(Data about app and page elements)
[Start of Attachment]

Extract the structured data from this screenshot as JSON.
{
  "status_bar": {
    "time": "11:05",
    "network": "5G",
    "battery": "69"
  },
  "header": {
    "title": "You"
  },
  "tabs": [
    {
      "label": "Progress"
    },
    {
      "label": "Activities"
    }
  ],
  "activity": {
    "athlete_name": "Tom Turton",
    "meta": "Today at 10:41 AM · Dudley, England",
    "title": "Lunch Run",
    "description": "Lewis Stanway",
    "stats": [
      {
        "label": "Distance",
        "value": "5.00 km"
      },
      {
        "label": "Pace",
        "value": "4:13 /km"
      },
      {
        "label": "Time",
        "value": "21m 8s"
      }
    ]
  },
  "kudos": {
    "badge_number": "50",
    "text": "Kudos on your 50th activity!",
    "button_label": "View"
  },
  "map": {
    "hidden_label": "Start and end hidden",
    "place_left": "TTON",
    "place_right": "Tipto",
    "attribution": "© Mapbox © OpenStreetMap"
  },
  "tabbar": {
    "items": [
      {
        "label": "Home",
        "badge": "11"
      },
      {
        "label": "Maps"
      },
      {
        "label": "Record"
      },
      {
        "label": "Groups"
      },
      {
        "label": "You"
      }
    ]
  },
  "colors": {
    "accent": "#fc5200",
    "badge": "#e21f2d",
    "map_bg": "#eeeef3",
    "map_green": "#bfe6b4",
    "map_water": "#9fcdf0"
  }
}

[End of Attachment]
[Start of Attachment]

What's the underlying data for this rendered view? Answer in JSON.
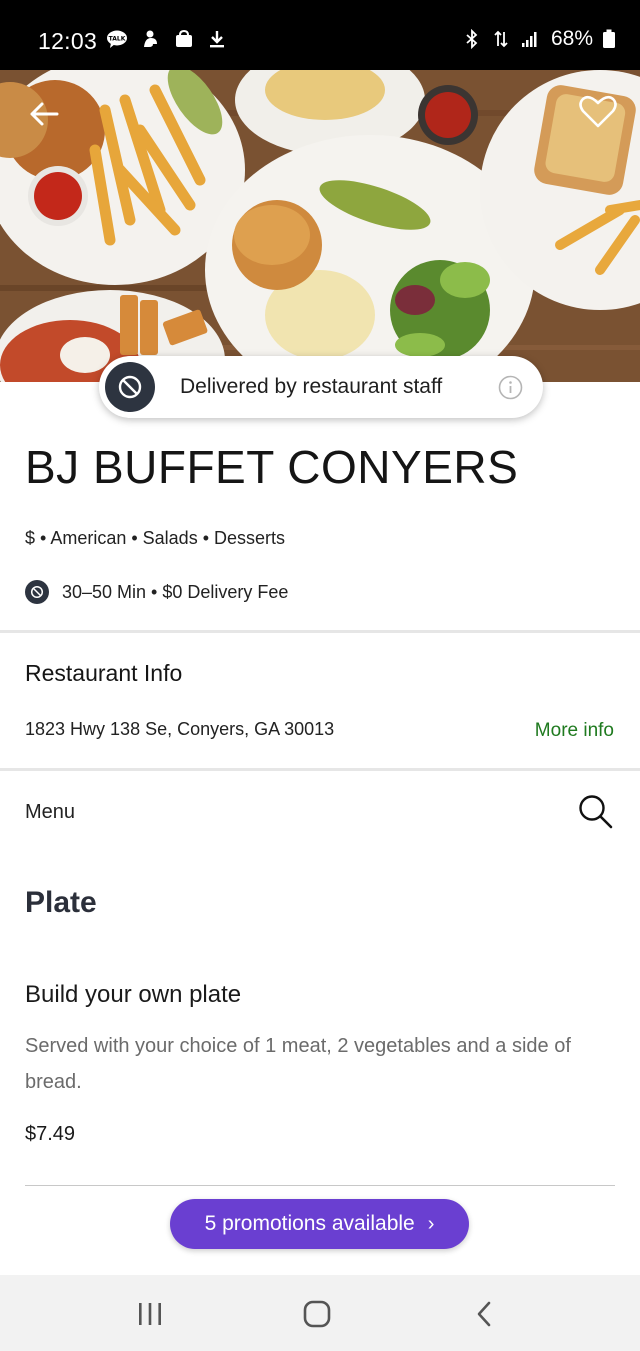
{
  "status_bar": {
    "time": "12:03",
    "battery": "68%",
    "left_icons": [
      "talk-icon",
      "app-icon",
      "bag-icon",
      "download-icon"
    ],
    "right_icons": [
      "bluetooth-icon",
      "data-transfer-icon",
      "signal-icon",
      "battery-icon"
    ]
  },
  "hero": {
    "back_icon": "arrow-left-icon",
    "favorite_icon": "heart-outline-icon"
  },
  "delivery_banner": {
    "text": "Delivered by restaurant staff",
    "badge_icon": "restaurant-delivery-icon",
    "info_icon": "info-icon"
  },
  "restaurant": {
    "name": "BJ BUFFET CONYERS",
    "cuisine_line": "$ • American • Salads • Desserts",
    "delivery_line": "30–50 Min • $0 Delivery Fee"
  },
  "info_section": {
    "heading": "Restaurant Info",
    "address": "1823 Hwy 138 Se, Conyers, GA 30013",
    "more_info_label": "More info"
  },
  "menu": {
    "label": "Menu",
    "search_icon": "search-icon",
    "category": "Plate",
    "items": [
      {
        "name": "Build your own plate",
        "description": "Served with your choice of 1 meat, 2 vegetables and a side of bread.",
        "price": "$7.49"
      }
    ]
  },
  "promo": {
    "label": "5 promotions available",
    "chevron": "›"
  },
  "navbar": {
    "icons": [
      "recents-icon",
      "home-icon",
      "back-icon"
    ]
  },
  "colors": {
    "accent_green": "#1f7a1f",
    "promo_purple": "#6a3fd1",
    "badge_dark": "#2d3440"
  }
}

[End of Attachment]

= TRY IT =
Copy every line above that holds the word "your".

= EXERCISE RESULT =
    "text": "Kudos on your 50th activity!",
        "name": "Build your own plate",
        "description": "Served with your choice of 1 meat, 2 vegetables and a side of bread.",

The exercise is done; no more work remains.